I grew up hating eggs. But the thought of an omelet always fascinated the chef in me. I can see why an Indian omelet can be a great treat – it’s got all the spices, chillies, tomatoes and onions. I came close to eating an omelet so many times – simply because I liked it as a recipe. Alas, I don’t like eggs. The next best thing – put it in a story.

And so, Farmer Falgu set out to the Market. With eggs. And of course all picture books believe in the power of three. So Falgu had to take with him – white eggs, brown eggs and duck eggs. I researched duck eggs a lot – I didn’t know what colour they were. I realized they come in all sorts of colours. I’m sure Kanika wasn’t too pleased with my egg choices. 

Now there are 4 Farmer Falgu stories. The third one is almost ready and the fourth one is still being created by fabulous co-conspirator Kanika Nair.
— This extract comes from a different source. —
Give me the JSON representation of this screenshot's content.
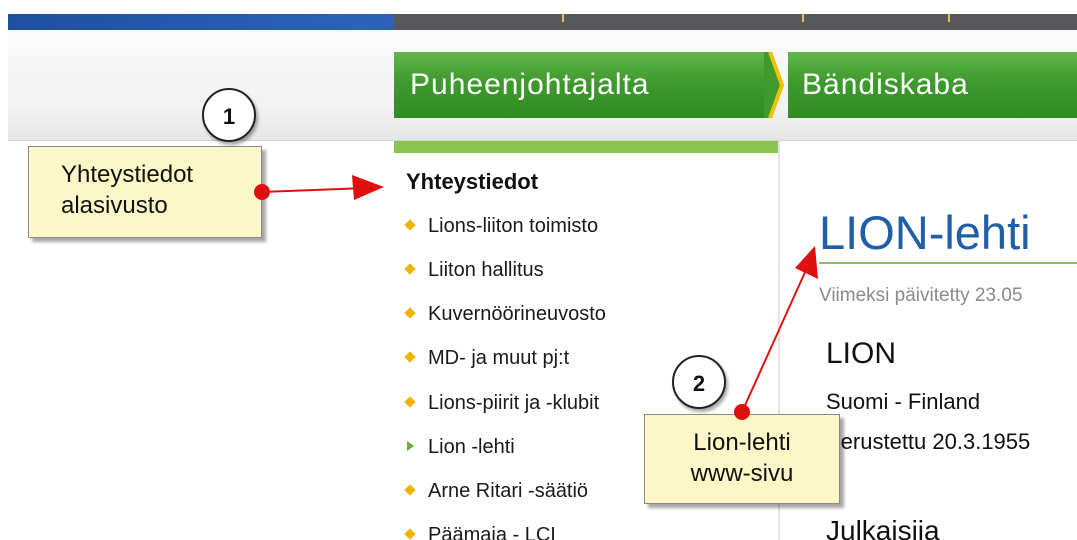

So Farmer Falgu as far as I’m concerned has already gone places, right? From one story to four, from paper to real life, he has come to life for me in so many ways.He is a real person with a twitter account and all. Follow him @FarmerFalgu. But that’s not all. Farmer Falgu captured more hearts at the various trade fairs where my publisher Shobha Viswanath showed him off to lots of people. Her love for Falgu is second only to mine, I’d think. She’d argue it is the other way around.

And now Farmer Falgu is in Japan already. He’s called Farga in the Japanese books (thank you Google Translate) and he’s still going places. Et croyez-le ou non , il est là en Europe continentale trop , en France.Maybe I should set a new story in Paris for Farmer Falgu. The power of bullock-carts and his positive spirit has brought him to so many countries.
The kids in Japan and Paris are lucky – they’d have Farmer Falgu in their own languages and can enjoy the stories just like the kids in India do.
And here is a hopeful thought – he might be coming to Germany too. Couple of weeks ago at the Frankfurt Book Fair, I dropped in on Falgu and Shobha at their stand. And lucky me, who was there? The German publisher who wants Farmer Falgu to come to Germany. Fingers crossed, the bullocks would take him across the continent to Germany.

What would he be called in German? Would Farmer Falgu have the same name? Or a different one? Who knows? Whatever he’s called he’d be still Falgu to me and he’d still be the same positive spirit he always is.
To visit Chitra's blog, click here